Allen Rosenshine, chairman and CEO of BBDO, told lawmakers last week that the government's troubled anti-drug media campaign needs two industry advisory groups to streamline the creative-approval process and evaluate the effectiveness of the work.
Rosenshine said the American Association of Advertising Agencies has offered to recommend experts to serve on the panels. He made his remarks at a House subcommittee hearing that examined why the White House Office of National Drug Control Policy's anti-drug media campaign is no longer effective. A recent study found that the effort has raised parents' awareness, but has not changed teen behavior.
Rosenshine made his recommendations on behalf of the Partnership for a Drug-Free Amer ica, which disagrees with drug czar John Walters on how to fix the campaign [Adweek, May 20].
Walters wants more control over the creative process, including the flexibility to buy creative instead of using ads produced pro bono by agencies. He touted recent work linking drugs with terror as an example of effective ads produced outside the pro bono process. But Rosenshine noted that the work, done by ONDCP lead shop Ogilvy & Mather in New York, has not yet been tested for effectiveness.
When asked what he thought of those ads, Rosenshine said, "You do not attack your consumer."
4A's president O. Burtch Drake sent Walters a letter on June 11 warning that the pro bono process would unravel if ONDCP contracted directly with one shop for creative. "No agency will want to give its work away when one of its competitors is getting paid," he wrote.

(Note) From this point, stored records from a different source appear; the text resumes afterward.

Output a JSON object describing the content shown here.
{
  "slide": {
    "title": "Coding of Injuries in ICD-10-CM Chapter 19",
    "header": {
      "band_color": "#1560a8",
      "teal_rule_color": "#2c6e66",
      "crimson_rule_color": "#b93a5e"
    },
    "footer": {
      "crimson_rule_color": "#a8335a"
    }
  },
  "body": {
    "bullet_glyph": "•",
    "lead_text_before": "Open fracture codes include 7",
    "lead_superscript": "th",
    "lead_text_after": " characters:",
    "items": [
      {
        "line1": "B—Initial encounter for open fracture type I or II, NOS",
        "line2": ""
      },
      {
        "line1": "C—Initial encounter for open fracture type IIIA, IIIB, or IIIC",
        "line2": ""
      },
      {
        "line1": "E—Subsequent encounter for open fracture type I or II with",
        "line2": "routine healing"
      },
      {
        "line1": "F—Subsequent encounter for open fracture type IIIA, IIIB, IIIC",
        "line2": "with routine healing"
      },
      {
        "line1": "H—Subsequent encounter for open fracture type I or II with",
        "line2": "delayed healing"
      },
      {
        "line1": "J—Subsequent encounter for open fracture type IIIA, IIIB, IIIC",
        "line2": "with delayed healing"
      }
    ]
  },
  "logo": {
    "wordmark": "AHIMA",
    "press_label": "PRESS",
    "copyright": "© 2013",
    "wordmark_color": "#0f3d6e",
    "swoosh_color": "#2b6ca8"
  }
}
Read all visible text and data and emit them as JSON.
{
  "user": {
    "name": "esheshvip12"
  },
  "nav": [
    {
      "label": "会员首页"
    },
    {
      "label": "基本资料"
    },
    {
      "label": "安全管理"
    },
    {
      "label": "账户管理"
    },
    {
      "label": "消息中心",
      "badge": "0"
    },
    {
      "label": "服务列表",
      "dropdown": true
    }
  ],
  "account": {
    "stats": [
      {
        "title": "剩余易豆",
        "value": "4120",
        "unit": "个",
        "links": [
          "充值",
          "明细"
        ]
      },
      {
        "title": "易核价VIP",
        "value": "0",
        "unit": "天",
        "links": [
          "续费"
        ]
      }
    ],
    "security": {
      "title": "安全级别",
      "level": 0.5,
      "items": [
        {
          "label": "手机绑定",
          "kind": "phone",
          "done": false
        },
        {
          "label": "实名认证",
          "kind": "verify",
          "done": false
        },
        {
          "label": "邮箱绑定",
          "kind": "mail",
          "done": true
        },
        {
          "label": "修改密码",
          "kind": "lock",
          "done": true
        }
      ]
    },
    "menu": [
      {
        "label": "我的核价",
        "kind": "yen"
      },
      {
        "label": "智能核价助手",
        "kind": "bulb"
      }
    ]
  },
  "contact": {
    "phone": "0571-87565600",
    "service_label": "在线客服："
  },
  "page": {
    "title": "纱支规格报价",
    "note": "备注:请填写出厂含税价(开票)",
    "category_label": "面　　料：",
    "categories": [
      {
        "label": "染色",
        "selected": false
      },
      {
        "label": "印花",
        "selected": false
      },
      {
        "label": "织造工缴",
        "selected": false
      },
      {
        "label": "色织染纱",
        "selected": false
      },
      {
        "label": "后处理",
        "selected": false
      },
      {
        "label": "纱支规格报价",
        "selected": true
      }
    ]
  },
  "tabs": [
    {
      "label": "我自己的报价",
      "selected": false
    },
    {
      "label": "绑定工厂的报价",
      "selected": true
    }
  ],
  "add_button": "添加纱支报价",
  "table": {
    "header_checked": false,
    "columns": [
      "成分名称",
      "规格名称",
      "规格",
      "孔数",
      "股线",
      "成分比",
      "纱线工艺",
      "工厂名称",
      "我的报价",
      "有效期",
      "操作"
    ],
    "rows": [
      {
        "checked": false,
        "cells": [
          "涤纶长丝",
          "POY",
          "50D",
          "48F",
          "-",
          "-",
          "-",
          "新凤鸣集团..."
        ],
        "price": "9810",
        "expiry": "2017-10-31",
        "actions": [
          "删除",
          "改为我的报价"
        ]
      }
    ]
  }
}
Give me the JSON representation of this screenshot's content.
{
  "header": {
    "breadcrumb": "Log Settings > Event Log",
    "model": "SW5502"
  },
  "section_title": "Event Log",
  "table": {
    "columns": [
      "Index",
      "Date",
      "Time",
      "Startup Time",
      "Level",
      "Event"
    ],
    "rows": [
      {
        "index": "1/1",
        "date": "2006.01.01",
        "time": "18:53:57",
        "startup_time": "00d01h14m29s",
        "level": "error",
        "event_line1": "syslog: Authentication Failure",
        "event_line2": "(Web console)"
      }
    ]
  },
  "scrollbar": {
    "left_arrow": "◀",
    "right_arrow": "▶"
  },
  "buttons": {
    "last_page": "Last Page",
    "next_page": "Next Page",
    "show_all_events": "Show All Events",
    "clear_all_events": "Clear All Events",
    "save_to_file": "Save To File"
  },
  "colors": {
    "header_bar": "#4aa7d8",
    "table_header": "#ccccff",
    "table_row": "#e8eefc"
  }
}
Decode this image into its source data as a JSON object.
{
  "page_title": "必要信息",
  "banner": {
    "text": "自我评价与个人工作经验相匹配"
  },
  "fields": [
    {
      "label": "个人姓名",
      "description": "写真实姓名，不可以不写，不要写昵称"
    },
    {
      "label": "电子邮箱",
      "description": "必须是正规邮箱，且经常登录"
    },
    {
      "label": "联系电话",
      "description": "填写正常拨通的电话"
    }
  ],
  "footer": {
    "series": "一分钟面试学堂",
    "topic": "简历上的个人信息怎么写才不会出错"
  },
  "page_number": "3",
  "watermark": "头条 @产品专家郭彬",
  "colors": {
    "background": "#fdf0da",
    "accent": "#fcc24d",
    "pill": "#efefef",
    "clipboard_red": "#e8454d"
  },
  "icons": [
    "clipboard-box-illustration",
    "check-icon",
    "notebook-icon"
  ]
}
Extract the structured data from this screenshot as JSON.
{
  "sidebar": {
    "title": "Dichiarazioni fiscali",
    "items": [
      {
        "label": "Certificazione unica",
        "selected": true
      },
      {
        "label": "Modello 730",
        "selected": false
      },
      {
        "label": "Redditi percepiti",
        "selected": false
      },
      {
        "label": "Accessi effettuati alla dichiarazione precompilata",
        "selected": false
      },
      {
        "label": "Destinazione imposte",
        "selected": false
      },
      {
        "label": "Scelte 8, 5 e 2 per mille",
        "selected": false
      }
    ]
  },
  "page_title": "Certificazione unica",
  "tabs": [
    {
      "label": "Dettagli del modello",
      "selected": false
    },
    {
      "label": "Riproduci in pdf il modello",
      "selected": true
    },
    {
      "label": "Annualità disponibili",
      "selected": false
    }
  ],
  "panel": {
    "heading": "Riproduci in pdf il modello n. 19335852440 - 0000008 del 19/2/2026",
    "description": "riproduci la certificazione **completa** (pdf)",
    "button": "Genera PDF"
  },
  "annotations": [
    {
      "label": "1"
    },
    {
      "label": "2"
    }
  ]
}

Nor is Congress likely to approve such an idea. Sen. Joseph Biden, D-Del., chairman of the Senate Judiciary Subcommittee on Crime and Drugs, said in a June 18 letter to Sen. Byron Dorgan, D-N.D., "Add ing one more contractor to buy more creative services would only further complicate the campaign. While we may need to fix aspects of the media campaign that do not work, paying for more creative development is not the answer."